G(arbage) C(ollected) X(Query)
A Streaming XQuery Engine with Static and Dynamic Buffer Minimization
- (2009-05-25) The second release (v2.1) of the GCX engine is now available for download
- (2008-04-07) GCX is now a Sourceforge project
- (2008-10-29) Diploma thesis on GCX integrates aggregate functions and multi-step path expressions into the GCX framework
"Erweiterung und Optimierung der Garbage Collected XQuery Engine – Pfade mit mehreren Schritten und Aggregatfunktionen –" (engl. "Extension and Optimization of the Garbage Collected XQuery Engine – Multi-step Paths and Aggregate Functions –") [.pdf] (only available in german)
- Gunnar Jehl:
- (2007-10-05) We succesfully demonstrated the GCX engine at VLDB‘07 in Vienna
- (2007-07-03) We gave a demonstration of the GCX engine at XIME-P‘07 in Beijing
- (2007-01-26) The first release (v1.0β) of the GCX engine is now available for download
The G(arbage) C(ollected) X(Query) engine is an in-memory XQuery engine, which is the first streaming XQuery engine that implements active garbage collection, a novel buffer management strategy in which both static and dynamic analysis are exploited.

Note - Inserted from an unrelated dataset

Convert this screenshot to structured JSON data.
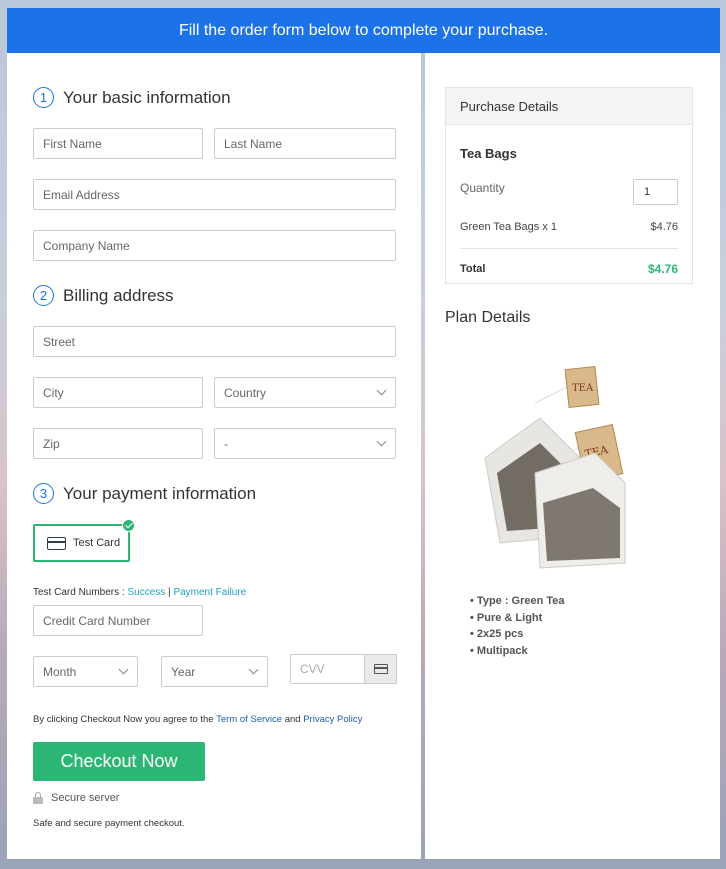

This technique actively purges main memory buffers at runtime based on the current status of query evaluation. In our paper, we show the various stages in evaluating composition-free XQuery with the GCX engine. Our technique has a significant impact on reducing both main memory consumption and query execution time, as can be seen in our experiments.
Michael Schmidt, Stefanie Scherzinger, Christoph Koch:
Combined Static and Dynamic Analysis for Effective Buffer Minimization in Streaming XQuery Evaluation, In Proc. ICDE 2007 [.pdf]
Christoph Koch, Stefanie Scherzinger, Michael Schmidt:
The GCX System: Dynamic Buffer Minimization in Streaming XQuery Evaluation, In Proc. VLDB 2007, Demo paper [.pdf]
Active Garbage Collection in XQuery Engines
Garbage collection is a well-understood technique for automatic memory management in programming languages.
The basic principle of any garbage collector is to determine which data objects in a program will not be accessed in the future,
and consequently, to reclaim the storage used by these objects.
A simple yet effective garbage collection strategy is reference counting, where every object counts the number of references to it. When a reference is created to an object, its reference count is incremented. Likewise, the reference count is decremented when a reference is removed. Once the count reaches zero, the object is deleted and its memory is reclaimed. A major advantage of this approach is that the memory overhead is small.
The approach underlying active garbage collection for XQuery engines is strongly related to reference counting insofar as each single node in the buffer keeps track whether it is still relevant to the remaining XQuery evaluation. Instead of counting references, we employ the concept of roles which are assigned to nodes. Intuitively, a role serves as a metaphor for the future relevance of a given node.
Roles are statically derived from the XPath expressions in the query. While reading the input stream, the XML nodes are matched against the set of possible roles. A node can be assigned several roles when it is used in the query in several different contexts. Moreover, a role can be assigned to a node several times; this can happen if queries involve XPath expressions with descendant-axes.
While a traditional garbage collector is passive in the sense that it is invoked whenever there is no more space to allocate new objects, our approach differs in that it is active. That is, we purge buffers from irrelevant nodes early on. In fact, garbage collection is invoked whenever the scope of a variable ends. Thus, both the high watermark and the average main memory consumption remain low.
⇒ There is also a nice example demonstrating the GCX engine in action.
- Michael Schmidt (Freiburg University, Contact Person)
- Gunnar Jehl (Freiburg University, Contact Person)
- Prof. Dr. Christoph Koch (Cornell University)
- Prof. Dr. Georg Lausen (Freiburg University)
- Stefanie Scherzinger (IBM Böblingen)
Last updated: 2009-11-11